_AIM OF THE TASK_: Everything in the records below must be repeated exactly, except the pictures.

_SUPPLIED MATERIAL_:
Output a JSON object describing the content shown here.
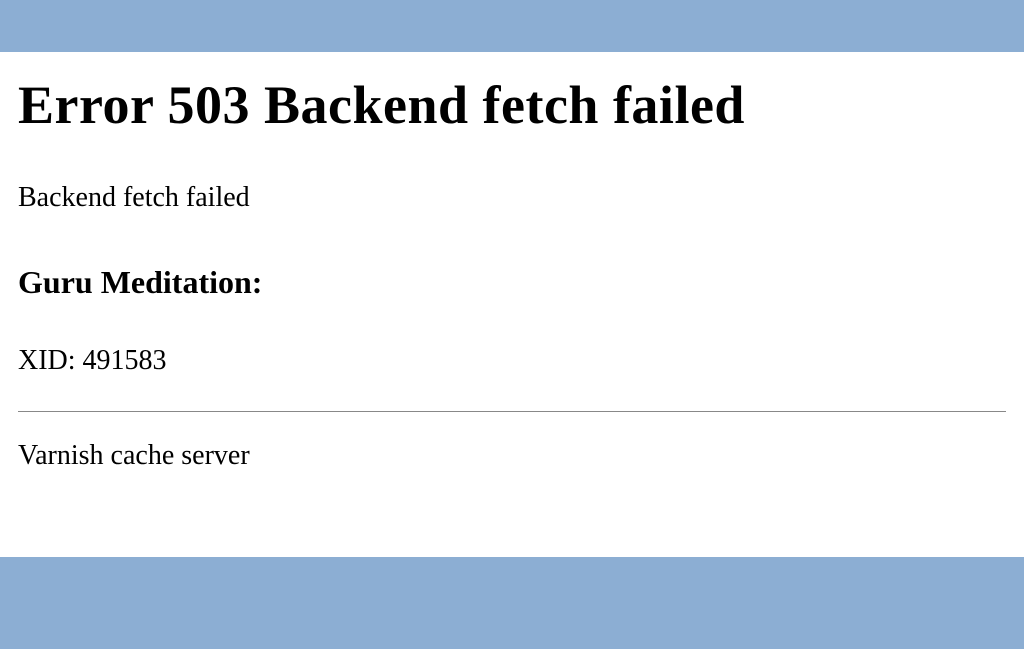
{
  "error": {
    "title": "Error 503 Backend fetch failed",
    "message": "Backend fetch failed",
    "guru_heading": "Guru Meditation:",
    "xid_label": "XID: 491583",
    "server": "Varnish cache server"
  }
}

_SOLVED PROBLEM_:
Output a JSON object describing the content shown here.
{
  "error": {
    "title": "Error 503 Backend fetch failed",
    "message": "Backend fetch failed",
    "guru_heading": "Guru Meditation:",
    "xid_label": "XID: 491583",
    "server": "Varnish cache server"
  }
}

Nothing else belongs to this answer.